The floor of the cockpit was burned through aft of the rear seats. The aft 11 feet of the aft fuselage was damaged but remained intact. The vertical stabilizer, rudder, left horizontal stabilizer, and the left side of the elevator contained little damage. The outboard 4 feet of the right horizontal stabilizer and elevator were bent upward at a 40-degree angle. Flight control continuity was established from both the elevator and rudder to the cockpit controls. The elevator trim tab was in the neutral position, however, the trim cable had been pulled during the impact sequence.

The left wing was located in an inverted position along the left side of the main wreckage. The wing spar sustained severe fire/heat damage. The wingtip was separated. The left fuel tank was burnt through with only the upper portion of the tank intact. The fuel cap was in place. The section of the wing outboard of the fuel tank sustained heat/fire damage. The flight control cables were separated near the inboard section of the wing. The separated cables exhibited "broom straw" signatures. Continuity of the cables was established from the fractured ends outboard to the flight control attachments and inboard to the cockpit flight controls.

The right wing was located inverted and forward of the cockpit. The wing strut was intact, but separated from the wing at the attach point. Heat/fire damage was visible in the attachment area. The wing was separated into two pieces. The flight control cables were separated and they exhibited "broom straw" signatures. Continuity of the cables was verified. Measurement of the flap jackscrew indicated the flaps were in the retracted position. The aileron autopilot controller was destroyed by fire.

The airplane had a three bladed propeller. One blade was relatively intact and was bent under the engine. The second blade was bent rearward and it was twisted. The tip of this blade was melted. The third blade was bent rearward and slightly twisted. The tip of this blade had separated. The separated tip was found in the wreckage. Two of the three blades were loose in the propeller hub.

The upper and lower engine cowlings were consumed by fire. The engine had sustained both impact and fire/heat damage. The engine was removed from the wreckage to a hangar for examination. The engine had sustained fire and heat damage. The fuel servo was separated from the engine. The cylinder head covers were removed, as were the top spark plugs. The spark plugs were clean and not worn.

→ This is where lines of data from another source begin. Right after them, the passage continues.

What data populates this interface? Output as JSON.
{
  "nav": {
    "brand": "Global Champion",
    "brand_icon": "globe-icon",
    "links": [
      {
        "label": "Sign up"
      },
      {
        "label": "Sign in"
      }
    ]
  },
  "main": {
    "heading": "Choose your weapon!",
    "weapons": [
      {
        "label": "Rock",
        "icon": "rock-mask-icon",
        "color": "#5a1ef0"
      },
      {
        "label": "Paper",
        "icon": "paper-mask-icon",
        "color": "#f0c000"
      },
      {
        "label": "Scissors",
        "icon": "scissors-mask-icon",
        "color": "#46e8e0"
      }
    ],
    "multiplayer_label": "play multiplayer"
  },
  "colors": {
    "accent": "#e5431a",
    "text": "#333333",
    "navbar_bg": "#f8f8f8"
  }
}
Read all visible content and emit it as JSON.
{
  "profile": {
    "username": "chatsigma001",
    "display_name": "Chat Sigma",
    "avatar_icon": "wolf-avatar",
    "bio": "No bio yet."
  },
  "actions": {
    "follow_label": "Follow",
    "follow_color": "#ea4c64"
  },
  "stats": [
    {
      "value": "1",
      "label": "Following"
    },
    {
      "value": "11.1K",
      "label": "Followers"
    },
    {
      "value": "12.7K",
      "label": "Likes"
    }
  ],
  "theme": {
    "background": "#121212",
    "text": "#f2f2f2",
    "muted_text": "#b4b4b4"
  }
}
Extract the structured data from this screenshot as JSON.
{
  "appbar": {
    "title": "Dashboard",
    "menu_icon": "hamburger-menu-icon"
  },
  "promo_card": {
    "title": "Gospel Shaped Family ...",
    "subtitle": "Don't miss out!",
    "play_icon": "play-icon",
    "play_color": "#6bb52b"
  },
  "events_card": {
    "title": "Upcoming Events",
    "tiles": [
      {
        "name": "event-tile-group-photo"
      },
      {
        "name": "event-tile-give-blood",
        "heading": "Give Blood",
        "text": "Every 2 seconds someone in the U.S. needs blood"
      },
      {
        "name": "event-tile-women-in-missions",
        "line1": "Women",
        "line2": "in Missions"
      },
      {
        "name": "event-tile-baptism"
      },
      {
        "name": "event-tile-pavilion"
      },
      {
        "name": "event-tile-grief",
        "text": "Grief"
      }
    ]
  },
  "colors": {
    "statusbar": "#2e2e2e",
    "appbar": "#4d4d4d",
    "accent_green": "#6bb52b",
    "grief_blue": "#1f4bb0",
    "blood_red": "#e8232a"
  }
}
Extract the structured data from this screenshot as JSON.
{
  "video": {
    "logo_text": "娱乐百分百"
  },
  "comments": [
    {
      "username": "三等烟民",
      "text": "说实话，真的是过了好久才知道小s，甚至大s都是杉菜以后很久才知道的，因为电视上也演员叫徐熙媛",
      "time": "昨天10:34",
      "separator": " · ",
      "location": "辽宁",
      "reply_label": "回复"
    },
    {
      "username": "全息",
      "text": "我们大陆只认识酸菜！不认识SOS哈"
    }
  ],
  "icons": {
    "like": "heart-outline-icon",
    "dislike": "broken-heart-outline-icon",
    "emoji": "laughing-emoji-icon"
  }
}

The propeller initially could not be turned completely through because of binding of the ring gear and starter. The starter was removed and the propeller was loosened so that it could moved forward to free it from binding. The propeller was then turned by hand and thumb compression was achieved on all cylinders. Engine continuity was established to the accessory housing and movement of the intake and exhaust valves was noted with the exception of the number five cylinder intake valve, which had a bent pushrod. A light boroscope was used to inspect the inside of all the cylinders and the piston heads. No discrepancies were noted.

The impulse couplings inside the magnetos were heard to snap when the engine was turned by hand; however, sparks were not observed on the magneto leads. The magnetos were removed from the engine and opened up. The internal parts of both magnetos were melted.


An autopsy was performed on the pilot at the Sheboygan County Morgue, Sheboygan, Wisconsin, on May 4, 2002.

The Federal Aviation Administration (FAA) Civil Aeromedical Institute (CAMI), Oklahoma City, Oklahoma, prepared a Forensic Toxicology Fatal Accident Report. The toxicology results for the pilot were negative for all tests performed. An undigested tablet/cap was found during the autopsy. This tablet/cap was tested by CAMI and determined to be salicylic acid. Salicylic acid is a substance commonly found in aspirin.


The wreckage was released to a representative of Magnus Aviation, Inc. on May 4, 2002. Parties to the investigation were the FAA, Textron Lycoming, and Cessna Aircraft Company.

(c) 2009-2018 Lee C. Baker / Crosswind Software, LLC. For informational purposes only.